- Easily blends with existing fuels
- Lower pollution compared to burning fossil fuels
- Needs a Lot of Water
- Reduces Agricultural Land for Food Crops
- No crop rotation – when farmers cultivate the land for biomass, only a limited number of crops are grown there
- Can cause prices of staple crops to increase due to decreased availability of land
- Huge start up investment required and high production cost
- Not preferred by many as it can erode some metals, rubber, and plastic parts
- Deforestation. Might lead to clearing lands to make way for biomass crops.
- Not Suitable in All Weather
Pros and Cons of EVs are as follows.
- Renewable Energy Resource
- Green energy -comes from natural sources

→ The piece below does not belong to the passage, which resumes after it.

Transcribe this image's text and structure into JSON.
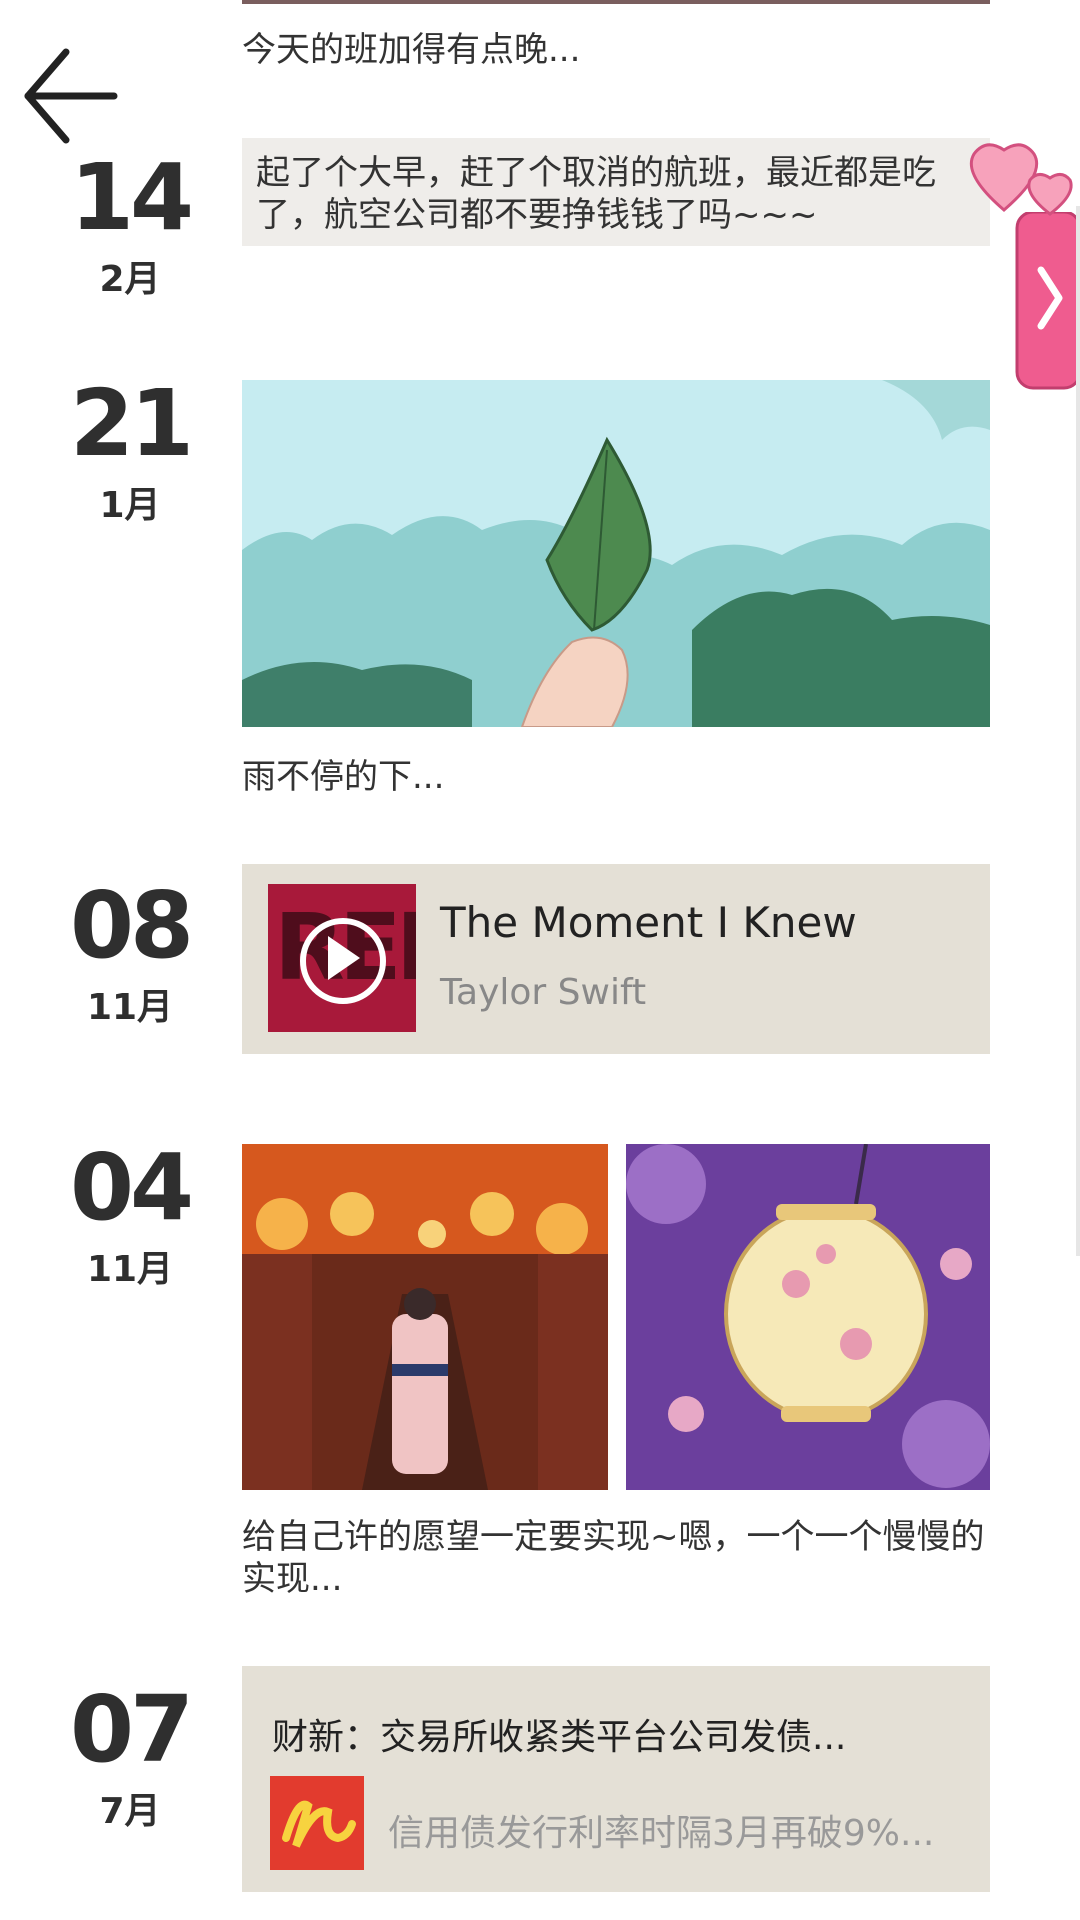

- Reduced carbon footprint. Electric cars emit zero tons of CO2 or other greenhouse gases
- Low maintenance needs as do not have a lot of moving parts that need replacements or maintenance
- High-quality performances as electric cars operate smoothly and quietly
- Ability to charge electric models at home makes them more convenient options
- Electricity is cheaper than Gasoline
- Tax credits
- Charging station availability is inconsistent
- Charging takes a while, unlike gas powered vehicles which take just around a couple of minutes
- Limited Driving range
- High initial costs
- Battery packs can be expensive to replace
- There are very fewer choices